Whether it's talking
about current events or sharing photos of a family vacation, the world
is now addicted to social networks. Businesses recognize this, and these
days every business wants social media addressed in their applications.
Facebook, Twitter, and other sites provide powerful APIs you can use to
harness the power of social networking in your own applications.
However, most of these APIs tend to return data formatted in any number
of syndication formats that can be quite painful to work with. Luckily,
there are many free .NET based libraries that make interacting with
these APIs a breeze. Over the next several weeks, I'll be posting some
information and examples specific to some of these libraries. Here are a
few of them now for your consumption...
exposes its API in the form of three different APIs, two REST APIs
and one Streaming API. These APIs can be queried by making HTTP GET/POST
requests to a specific URL with some required parameters.
Unfortunately, writing code to make these requests and parse the
returned data can be quite a time consuming task. Luckily, Daniel Crenna
and Jason Diller took it upon themselves to develop TweetSharp
complete .NET library for microblogging platforms. Through the use of
its fluent API, TweetSharp makes it easy to interact with services such
Click here to learn more about TweetSharp. Click
here to learn more about the Twitter API.
Developer Toolkit Facebook
exposes its API in the form of a
developers with a way to establish a connection between Facebook and
their application via Facebook Connect while also allowing them to make
calls to the REST API. Unfortunately, writing code to making these calls
and parse their returned data may not be something you have time for.
Fortunately for us, Microsoft now supports a project known as the Facebook
. The Facebook Developer Toolkit exposes the
Facebook API via an easy to use .NET interface and allows you to build
Silverlight, ASP.NET, ASP.NET MVC, and WinForms applications with ease. Click here to learn more about the Facebook Developer Toolkit.
here to learn more about the Facebook API.
.NET Client Library YouTube
and many other Google owned
services expose their functionality through the use of the Google Data
Protocol. This protocol, like the others I've discussed, is accessed via
HTTP GET/POST requests and returns a response in XML. Fortunately for
us, we will never have to interact with this protocol directly. Google
actually provides and maintains several client libraries in a number of
different programming languages. The Google Data .NET Client Library

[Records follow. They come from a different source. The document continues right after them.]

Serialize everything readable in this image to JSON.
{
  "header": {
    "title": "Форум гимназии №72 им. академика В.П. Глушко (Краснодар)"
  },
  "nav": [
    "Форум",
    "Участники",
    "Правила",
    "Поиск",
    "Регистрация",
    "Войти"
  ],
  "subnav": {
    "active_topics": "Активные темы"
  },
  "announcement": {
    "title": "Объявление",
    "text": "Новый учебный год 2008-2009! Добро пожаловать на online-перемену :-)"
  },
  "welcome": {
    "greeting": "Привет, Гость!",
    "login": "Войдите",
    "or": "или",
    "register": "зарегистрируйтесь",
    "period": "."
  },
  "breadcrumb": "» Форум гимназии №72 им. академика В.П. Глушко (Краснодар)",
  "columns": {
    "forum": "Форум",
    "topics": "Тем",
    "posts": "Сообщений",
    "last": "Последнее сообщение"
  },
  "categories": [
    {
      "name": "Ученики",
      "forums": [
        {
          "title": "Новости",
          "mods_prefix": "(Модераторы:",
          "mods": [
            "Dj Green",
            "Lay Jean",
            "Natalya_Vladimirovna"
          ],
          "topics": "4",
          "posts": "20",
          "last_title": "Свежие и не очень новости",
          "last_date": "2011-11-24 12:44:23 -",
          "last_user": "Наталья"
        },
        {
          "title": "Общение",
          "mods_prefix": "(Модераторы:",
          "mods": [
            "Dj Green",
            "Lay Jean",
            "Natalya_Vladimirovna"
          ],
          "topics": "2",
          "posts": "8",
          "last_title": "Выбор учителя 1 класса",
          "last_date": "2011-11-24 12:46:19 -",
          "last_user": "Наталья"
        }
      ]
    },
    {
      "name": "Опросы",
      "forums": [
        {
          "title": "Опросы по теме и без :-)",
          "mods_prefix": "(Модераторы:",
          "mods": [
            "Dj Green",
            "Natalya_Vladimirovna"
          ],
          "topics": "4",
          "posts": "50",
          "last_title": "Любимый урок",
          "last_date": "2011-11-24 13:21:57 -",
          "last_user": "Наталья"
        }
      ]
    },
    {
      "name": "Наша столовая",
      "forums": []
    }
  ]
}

the functionality you will need for interacting with the Data Protocol
in .NET based applications. Click here to learn more about the Google Data .NET Client
Click here to learn more about the Google Data